I leave my cart in the middle of the aisle, thereby allowing other shoppers to look at the same items, and I step out of the way to allow passersby through.

I believe other shoppers feel hurried when I wait for them to finish shopping a section with their cart, as we cannot both do so at once. I know that I feel hurried being in that same position.

My husband maintains that leaving the cart in the middle of the aisle is rude and that I should stay with my cart.

Without venturing to guess who does most of the family shopping — or who can reach items on the top shelf without assistance — Miss Manners will simply agree with you that being with the cart every second is not possible.

She agrees with your husband, however, that leaving it in the middle of the aisle gives an appearance of thoughtless abandon. If you will promise to park it to one side — and not anywhere for long — Miss Manners will agree to remind other customers that it is not a major inconvenience if they have to ask you to move forward so that they can get to the canned peas.

Dear Miss Manners: How would you suggest I respond to someone who makes snarky comments in the guise of compliments?

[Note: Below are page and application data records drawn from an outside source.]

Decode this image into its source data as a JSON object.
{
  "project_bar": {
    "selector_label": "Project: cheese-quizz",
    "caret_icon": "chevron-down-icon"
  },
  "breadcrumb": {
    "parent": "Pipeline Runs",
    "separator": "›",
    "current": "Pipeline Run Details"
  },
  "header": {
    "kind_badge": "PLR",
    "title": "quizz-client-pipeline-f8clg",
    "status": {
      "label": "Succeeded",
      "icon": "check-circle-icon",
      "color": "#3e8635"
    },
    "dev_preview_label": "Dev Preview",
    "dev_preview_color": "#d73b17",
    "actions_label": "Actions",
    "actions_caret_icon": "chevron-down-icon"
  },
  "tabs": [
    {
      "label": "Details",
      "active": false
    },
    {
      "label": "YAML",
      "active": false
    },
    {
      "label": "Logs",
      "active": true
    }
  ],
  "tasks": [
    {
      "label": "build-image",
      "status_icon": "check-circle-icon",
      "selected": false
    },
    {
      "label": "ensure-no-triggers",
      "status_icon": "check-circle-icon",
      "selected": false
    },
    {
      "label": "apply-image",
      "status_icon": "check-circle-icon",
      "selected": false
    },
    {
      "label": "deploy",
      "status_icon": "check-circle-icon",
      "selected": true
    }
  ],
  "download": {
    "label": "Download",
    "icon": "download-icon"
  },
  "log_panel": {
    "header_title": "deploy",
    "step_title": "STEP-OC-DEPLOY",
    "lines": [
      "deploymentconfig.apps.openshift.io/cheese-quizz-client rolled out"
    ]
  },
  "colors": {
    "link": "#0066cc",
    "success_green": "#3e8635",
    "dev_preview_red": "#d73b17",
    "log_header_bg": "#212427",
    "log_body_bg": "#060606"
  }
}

For example, she comes into my new home and, after complimenting a lamp, adds, "Your house looks just like it's been staged." (When we were selling our previous home, she and I made fun of how phony staging looks.) Or, an aside to her husband, "Look — she even has a special fall tablecloth." Clothes? "Cute outfit — it looks just like what I wore in high school." Food? "Yum — but I've never heard of cookies being made out of pastry dough."

These comments might sound innocuous, but I know her taste and opinions well enough to know they are thinly veiled digs. She is my husband's long-ago ex-girlfriend, or I would ghost her. I've told him I would prefer he spend time with her on his own, but that isn't always possible.

I don't want to give her the satisfaction of being snarky back, so I give a nod and faint smile and don't respond. It does irk me, though.

Can you think of a response that would let her know I got her intended message without being rude back?

The response you are trying to convey has three components, each of which Miss Manners assigns to a different body part. Your smile — bright, open, effusive — should convey that you understand the ex-girlfriend’s comment to be intended as humor. Your eyes — flat, expressionless — will demonstrate that the joke wasn’t funny.

Finally, your brain, which is directing this complex response, should remember that, whatever happens now, you already won the bigger cause of contention: your husband.

New Miss Manners columns are posted Monday through Saturday on washingtonpost.com/advice. You can send questions to Miss Manners at her website, missmanners.com. You can also follow her @RealMissManners.

2021, by Judith Martin